**WORK ORDER:** The answer is the set of lines that include "label", copied from the data below.

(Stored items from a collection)
○ ○ ○

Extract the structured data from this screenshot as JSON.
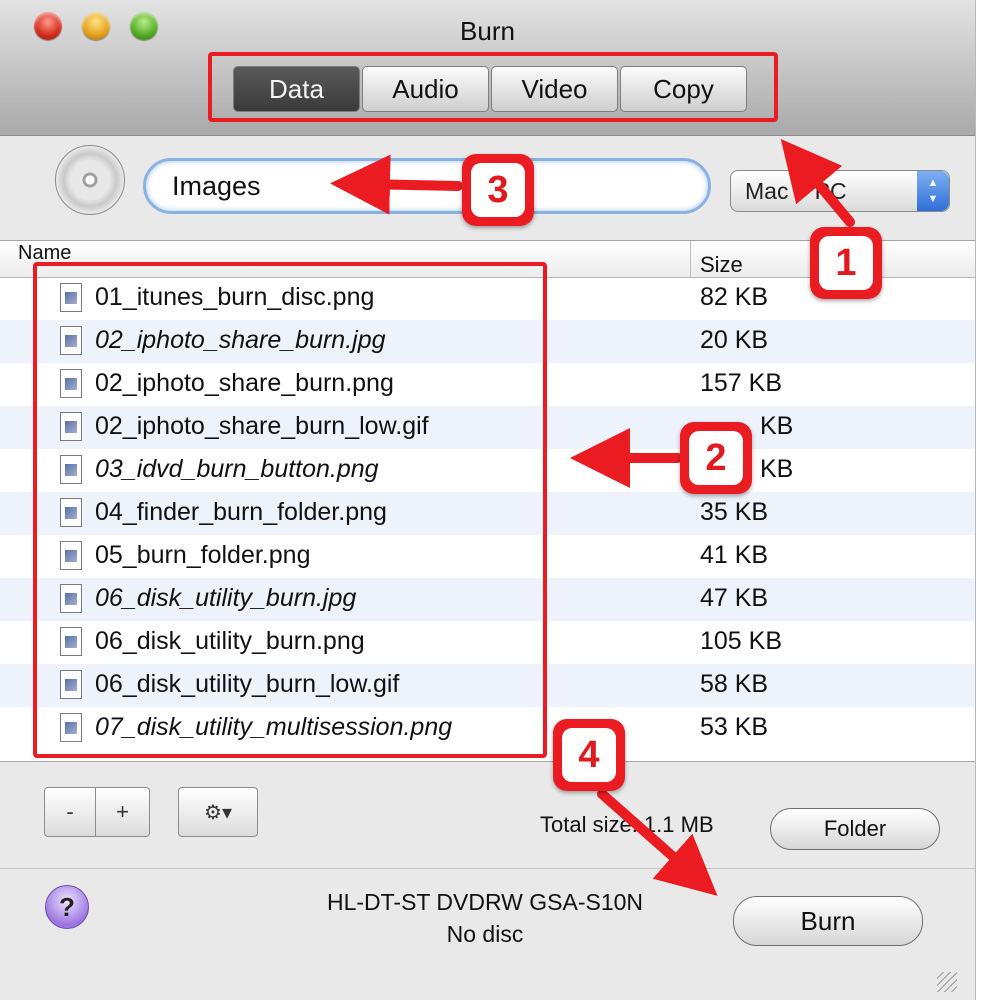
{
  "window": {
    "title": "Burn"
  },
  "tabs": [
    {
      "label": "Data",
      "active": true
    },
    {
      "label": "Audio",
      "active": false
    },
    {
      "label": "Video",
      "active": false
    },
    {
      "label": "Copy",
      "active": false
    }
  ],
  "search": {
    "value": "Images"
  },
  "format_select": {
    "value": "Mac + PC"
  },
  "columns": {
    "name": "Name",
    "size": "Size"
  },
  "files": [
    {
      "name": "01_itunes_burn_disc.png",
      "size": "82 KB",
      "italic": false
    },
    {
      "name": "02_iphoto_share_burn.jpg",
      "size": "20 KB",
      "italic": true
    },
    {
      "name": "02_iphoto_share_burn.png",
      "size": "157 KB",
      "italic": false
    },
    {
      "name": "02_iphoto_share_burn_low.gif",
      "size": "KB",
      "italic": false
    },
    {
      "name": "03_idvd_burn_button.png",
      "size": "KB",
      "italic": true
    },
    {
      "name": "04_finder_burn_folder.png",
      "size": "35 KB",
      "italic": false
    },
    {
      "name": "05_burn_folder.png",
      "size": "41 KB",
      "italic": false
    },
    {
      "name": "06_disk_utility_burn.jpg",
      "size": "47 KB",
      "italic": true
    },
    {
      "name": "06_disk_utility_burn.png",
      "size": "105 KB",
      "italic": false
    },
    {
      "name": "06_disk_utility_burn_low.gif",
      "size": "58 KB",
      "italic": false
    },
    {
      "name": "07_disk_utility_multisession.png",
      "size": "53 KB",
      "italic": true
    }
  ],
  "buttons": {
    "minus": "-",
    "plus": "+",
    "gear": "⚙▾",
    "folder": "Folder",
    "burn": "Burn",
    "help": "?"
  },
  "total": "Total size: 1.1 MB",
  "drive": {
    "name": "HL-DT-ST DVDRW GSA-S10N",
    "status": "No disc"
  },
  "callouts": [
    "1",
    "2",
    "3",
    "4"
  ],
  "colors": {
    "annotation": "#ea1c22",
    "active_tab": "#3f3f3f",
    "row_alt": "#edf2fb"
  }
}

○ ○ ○

**SOLUTION TO THE PROBLEM:**
      "label": "Data",
      "label": "Audio",
      "label": "Video",
      "label": "Copy",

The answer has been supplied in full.